What needs to be done: Each line of the data that includes "запросов" must be copied.

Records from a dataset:

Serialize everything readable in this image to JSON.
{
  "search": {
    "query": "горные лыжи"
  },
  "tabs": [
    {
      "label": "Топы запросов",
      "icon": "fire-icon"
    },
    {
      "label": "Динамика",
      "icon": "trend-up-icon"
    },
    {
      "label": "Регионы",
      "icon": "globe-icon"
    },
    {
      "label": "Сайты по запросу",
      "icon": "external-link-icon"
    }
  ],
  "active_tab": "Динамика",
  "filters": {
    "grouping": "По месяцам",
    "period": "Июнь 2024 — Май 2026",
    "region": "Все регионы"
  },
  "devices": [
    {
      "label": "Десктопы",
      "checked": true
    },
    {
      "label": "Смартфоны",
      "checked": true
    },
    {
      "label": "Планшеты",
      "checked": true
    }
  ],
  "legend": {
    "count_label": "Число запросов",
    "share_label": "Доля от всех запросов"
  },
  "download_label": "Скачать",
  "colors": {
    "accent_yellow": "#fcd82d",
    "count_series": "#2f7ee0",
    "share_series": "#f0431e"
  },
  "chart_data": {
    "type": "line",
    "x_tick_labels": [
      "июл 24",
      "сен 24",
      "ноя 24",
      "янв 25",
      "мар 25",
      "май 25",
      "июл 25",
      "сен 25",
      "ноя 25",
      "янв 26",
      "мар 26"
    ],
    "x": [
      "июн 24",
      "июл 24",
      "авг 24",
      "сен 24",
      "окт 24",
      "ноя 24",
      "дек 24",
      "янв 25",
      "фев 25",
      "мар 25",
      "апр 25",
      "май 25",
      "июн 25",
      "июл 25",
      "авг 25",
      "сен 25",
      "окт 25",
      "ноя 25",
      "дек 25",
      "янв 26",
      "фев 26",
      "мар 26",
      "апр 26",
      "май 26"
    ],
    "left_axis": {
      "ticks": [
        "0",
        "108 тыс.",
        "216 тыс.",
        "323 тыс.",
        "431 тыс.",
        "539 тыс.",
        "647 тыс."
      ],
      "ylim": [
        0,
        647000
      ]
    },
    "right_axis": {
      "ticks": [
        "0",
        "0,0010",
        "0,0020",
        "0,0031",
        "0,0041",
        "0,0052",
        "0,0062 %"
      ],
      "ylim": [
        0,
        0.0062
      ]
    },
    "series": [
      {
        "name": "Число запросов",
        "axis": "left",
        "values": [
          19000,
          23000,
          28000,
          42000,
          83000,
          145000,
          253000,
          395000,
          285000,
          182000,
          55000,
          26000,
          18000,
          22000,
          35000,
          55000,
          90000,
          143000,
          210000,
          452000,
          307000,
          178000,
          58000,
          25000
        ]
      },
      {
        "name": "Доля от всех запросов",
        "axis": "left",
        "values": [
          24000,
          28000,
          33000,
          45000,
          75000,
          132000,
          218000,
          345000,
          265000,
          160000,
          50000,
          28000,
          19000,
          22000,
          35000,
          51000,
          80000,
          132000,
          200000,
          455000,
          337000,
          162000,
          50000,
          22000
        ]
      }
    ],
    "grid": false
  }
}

Response:
      "label": "Топы запросов",
    "count_label": "Число запросов",
    "share_label": "Доля от всех запросов"
        "name": "Число запросов",
        "name": "Доля от всех запросов",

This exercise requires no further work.